Source information Block Start

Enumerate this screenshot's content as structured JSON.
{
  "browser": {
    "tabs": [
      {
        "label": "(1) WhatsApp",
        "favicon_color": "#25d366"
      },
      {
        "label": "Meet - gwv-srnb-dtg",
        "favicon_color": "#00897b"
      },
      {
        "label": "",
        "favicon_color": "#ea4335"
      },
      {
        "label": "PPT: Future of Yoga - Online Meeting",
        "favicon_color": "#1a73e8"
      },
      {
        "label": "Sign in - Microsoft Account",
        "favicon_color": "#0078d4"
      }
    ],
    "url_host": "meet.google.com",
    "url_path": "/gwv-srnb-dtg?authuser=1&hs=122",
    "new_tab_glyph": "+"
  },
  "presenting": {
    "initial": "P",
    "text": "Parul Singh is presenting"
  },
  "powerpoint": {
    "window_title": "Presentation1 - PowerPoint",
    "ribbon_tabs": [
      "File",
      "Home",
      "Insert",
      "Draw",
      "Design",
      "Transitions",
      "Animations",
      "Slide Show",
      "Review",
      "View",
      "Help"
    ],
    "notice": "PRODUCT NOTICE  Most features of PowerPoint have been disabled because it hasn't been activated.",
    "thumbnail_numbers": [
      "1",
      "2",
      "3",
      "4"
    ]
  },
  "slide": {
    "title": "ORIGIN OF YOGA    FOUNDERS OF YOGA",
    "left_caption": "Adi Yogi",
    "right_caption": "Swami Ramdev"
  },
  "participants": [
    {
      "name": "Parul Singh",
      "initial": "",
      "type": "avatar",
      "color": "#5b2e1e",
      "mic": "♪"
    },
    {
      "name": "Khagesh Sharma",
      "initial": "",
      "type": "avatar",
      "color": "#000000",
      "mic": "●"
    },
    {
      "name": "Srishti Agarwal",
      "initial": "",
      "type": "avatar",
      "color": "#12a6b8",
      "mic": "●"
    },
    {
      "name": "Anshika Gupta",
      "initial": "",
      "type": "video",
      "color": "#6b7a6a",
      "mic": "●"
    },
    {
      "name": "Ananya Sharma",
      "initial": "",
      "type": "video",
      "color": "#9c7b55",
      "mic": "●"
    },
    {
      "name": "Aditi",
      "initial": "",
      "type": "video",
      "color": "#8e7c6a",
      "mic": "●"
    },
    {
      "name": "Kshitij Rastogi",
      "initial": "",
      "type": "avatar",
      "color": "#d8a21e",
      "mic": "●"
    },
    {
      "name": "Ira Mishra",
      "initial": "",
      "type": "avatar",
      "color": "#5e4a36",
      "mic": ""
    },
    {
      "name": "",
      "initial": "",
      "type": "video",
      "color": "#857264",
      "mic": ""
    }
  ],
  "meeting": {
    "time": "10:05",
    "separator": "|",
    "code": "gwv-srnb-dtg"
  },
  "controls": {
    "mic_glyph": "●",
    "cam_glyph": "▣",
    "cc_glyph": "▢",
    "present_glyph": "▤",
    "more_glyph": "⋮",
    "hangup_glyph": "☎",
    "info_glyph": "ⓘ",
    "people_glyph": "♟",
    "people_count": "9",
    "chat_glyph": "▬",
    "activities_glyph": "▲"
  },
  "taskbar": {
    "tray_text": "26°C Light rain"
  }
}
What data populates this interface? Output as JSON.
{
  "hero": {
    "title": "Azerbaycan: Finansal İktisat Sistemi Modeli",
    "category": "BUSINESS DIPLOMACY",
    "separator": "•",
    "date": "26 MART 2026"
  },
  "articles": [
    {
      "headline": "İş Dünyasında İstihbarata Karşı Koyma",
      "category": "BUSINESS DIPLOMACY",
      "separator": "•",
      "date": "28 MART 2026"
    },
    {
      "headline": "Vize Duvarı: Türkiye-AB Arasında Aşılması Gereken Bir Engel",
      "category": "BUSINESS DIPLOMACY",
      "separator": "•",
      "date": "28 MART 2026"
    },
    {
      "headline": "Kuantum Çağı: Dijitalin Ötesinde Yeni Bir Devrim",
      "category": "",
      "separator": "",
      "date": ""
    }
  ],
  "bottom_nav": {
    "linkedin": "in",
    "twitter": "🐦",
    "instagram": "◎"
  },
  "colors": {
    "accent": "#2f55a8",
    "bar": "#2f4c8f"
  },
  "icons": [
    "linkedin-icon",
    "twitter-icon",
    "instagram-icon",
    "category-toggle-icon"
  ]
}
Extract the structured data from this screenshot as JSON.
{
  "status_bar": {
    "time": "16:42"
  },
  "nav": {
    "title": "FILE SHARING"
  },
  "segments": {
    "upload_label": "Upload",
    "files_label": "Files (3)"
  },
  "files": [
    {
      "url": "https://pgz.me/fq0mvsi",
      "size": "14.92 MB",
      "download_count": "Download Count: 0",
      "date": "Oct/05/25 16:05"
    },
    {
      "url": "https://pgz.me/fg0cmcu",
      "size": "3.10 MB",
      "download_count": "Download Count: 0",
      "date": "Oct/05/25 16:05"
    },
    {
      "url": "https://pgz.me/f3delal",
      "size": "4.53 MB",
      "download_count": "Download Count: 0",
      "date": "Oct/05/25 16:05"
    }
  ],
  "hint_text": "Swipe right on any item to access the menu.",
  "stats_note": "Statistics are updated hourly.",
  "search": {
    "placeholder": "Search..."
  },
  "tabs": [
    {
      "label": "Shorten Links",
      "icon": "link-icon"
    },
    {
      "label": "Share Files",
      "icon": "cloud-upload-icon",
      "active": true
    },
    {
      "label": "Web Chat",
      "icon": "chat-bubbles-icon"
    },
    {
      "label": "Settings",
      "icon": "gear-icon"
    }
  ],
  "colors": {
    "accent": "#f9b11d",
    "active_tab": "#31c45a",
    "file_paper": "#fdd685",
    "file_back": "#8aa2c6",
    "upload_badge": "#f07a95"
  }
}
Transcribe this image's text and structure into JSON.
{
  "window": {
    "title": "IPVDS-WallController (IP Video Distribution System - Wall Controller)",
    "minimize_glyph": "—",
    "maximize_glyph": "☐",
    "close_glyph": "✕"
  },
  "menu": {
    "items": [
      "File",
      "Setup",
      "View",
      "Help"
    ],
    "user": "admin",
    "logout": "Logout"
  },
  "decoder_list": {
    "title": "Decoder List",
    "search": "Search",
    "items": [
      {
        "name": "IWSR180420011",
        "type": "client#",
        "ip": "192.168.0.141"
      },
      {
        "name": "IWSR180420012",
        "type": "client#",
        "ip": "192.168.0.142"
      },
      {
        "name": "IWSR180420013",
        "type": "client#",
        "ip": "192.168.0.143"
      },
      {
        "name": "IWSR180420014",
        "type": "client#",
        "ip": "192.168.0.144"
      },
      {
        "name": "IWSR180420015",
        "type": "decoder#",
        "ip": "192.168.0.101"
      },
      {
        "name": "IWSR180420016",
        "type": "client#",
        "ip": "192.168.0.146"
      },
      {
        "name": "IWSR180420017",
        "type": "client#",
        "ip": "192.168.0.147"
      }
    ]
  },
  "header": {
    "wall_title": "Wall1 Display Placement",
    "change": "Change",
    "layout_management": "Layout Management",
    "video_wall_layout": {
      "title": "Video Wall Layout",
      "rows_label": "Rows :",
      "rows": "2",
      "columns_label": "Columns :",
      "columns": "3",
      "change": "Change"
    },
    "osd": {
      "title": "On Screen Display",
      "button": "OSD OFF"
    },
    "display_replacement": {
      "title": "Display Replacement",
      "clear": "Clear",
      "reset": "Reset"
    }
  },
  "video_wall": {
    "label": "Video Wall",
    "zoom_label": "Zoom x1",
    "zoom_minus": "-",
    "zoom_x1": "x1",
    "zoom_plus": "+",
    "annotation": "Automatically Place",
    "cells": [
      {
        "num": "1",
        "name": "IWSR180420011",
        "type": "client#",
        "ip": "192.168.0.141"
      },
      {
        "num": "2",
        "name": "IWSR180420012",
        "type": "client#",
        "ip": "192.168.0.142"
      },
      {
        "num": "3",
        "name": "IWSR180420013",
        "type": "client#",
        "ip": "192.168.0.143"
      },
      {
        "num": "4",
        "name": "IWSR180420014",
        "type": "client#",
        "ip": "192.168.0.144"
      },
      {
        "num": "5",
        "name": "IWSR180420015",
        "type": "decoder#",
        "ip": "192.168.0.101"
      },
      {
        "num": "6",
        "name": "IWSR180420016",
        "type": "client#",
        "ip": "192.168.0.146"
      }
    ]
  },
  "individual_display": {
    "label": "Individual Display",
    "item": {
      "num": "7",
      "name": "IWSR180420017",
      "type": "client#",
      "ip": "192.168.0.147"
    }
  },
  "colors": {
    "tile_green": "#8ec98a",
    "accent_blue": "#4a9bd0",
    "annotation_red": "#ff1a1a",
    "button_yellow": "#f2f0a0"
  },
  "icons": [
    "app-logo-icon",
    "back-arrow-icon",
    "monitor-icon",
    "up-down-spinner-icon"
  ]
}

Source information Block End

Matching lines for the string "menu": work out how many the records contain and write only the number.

> _Expected output_: 2